▸ Activity:
Retype each entry below, keeping every character the same.

▸ Material shown:
● ● ● ●
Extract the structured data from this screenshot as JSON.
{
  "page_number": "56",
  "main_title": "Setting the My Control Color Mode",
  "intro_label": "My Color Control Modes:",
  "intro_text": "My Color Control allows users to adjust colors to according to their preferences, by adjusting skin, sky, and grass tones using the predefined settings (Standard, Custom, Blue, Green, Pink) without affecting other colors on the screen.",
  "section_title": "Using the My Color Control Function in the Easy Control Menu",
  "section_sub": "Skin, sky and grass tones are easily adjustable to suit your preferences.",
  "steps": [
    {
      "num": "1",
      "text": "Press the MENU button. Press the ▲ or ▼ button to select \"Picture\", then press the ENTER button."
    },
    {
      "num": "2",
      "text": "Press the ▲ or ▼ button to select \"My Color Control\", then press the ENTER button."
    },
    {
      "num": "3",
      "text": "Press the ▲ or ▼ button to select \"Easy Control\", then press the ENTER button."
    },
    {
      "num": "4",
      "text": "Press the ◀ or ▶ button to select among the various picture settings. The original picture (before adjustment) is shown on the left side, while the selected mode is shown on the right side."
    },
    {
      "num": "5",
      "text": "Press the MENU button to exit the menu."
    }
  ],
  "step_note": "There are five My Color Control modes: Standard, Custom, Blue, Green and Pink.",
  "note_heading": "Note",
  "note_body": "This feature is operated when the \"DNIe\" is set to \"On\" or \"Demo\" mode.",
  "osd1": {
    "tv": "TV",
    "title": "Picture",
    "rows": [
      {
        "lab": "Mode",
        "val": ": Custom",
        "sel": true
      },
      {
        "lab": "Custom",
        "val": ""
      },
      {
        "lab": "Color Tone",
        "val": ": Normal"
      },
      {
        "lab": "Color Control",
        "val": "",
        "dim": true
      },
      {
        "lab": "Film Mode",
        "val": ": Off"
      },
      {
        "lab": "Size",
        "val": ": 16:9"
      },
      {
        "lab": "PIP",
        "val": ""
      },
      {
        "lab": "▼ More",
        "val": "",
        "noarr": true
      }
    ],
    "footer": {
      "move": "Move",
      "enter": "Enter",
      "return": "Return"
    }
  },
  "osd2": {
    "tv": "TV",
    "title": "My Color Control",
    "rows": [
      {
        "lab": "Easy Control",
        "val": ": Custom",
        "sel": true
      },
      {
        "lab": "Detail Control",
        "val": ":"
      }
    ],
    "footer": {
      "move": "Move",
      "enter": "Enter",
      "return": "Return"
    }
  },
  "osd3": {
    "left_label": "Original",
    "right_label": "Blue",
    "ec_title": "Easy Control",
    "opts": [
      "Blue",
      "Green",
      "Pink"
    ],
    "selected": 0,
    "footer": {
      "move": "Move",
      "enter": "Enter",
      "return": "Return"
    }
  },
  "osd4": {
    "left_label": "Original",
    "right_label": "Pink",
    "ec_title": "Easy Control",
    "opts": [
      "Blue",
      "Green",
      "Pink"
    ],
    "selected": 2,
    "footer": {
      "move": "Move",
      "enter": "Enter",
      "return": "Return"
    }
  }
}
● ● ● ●
▸ Response area:
Extract the structured data from this screenshot as JSON.
{
  "page_number": "56",
  "main_title": "Setting the My Control Color Mode",
  "intro_label": "My Color Control Modes:",
  "intro_text": "My Color Control allows users to adjust colors to according to their preferences, by adjusting skin, sky, and grass tones using the predefined settings (Standard, Custom, Blue, Green, Pink) without affecting other colors on the screen.",
  "section_title": "Using the My Color Control Function in the Easy Control Menu",
  "section_sub": "Skin, sky and grass tones are easily adjustable to suit your preferences.",
  "steps": [
    {
      "num": "1",
      "text": "Press the MENU button. Press the ▲ or ▼ button to select \"Picture\", then press the ENTER button."
    },
    {
      "num": "2",
      "text": "Press the ▲ or ▼ button to select \"My Color Control\", then press the ENTER button."
    },
    {
      "num": "3",
      "text": "Press the ▲ or ▼ button to select \"Easy Control\", then press the ENTER button."
    },
    {
      "num": "4",
      "text": "Press the ◀ or ▶ button to select among the various picture settings. The original picture (before adjustment) is shown on the left side, while the selected mode is shown on the right side."
    },
    {
      "num": "5",
      "text": "Press the MENU button to exit the menu."
    }
  ],
  "step_note": "There are five My Color Control modes: Standard, Custom, Blue, Green and Pink.",
  "note_heading": "Note",
  "note_body": "This feature is operated when the \"DNIe\" is set to \"On\" or \"Demo\" mode.",
  "osd1": {
    "tv": "TV",
    "title": "Picture",
    "rows": [
      {
        "lab": "Mode",
        "val": ": Custom",
        "sel": true
      },
      {
        "lab": "Custom",
        "val": ""
      },
      {
        "lab": "Color Tone",
        "val": ": Normal"
      },
      {
        "lab": "Color Control",
        "val": "",
        "dim": true
      },
      {
        "lab": "Film Mode",
        "val": ": Off"
      },
      {
        "lab": "Size",
        "val": ": 16:9"
      },
      {
        "lab": "PIP",
        "val": ""
      },
      {
        "lab": "▼ More",
        "val": "",
        "noarr": true
      }
    ],
    "footer": {
      "move": "Move",
      "enter": "Enter",
      "return": "Return"
    }
  },
  "osd2": {
    "tv": "TV",
    "title": "My Color Control",
    "rows": [
      {
        "lab": "Easy Control",
        "val": ": Custom",
        "sel": true
      },
      {
        "lab": "Detail Control",
        "val": ":"
      }
    ],
    "footer": {
      "move": "Move",
      "enter": "Enter",
      "return": "Return"
    }
  },
  "osd3": {
    "left_label": "Original",
    "right_label": "Blue",
    "ec_title": "Easy Control",
    "opts": [
      "Blue",
      "Green",
      "Pink"
    ],
    "selected": 0,
    "footer": {
      "move": "Move",
      "enter": "Enter",
      "return": "Return"
    }
  },
  "osd4": {
    "left_label": "Original",
    "right_label": "Pink",
    "ec_title": "Easy Control",
    "opts": [
      "Blue",
      "Green",
      "Pink"
    ],
    "selected": 2,
    "footer": {
      "move": "Move",
      "enter": "Enter",
      "return": "Return"
    }
  }
}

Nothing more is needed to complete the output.